Dataset rows for apps and sites:
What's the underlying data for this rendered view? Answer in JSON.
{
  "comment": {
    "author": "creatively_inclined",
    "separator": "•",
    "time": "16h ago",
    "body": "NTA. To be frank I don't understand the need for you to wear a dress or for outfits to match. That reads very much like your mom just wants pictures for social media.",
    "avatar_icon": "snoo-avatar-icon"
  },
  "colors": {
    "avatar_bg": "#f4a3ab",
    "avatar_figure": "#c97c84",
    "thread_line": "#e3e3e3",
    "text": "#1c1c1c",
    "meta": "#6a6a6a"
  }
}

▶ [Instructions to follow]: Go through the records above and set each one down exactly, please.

▶ [Worked solution]:
What's the underlying data for this rendered view? Answer in JSON.
{
  "comment": {
    "author": "creatively_inclined",
    "separator": "•",
    "time": "16h ago",
    "body": "NTA. To be frank I don't understand the need for you to wear a dress or for outfits to match. That reads very much like your mom just wants pictures for social media.",
    "avatar_icon": "snoo-avatar-icon"
  },
  "colors": {
    "avatar_bg": "#f4a3ab",
    "avatar_figure": "#c97c84",
    "thread_line": "#e3e3e3",
    "text": "#1c1c1c",
    "meta": "#6a6a6a"
  }
}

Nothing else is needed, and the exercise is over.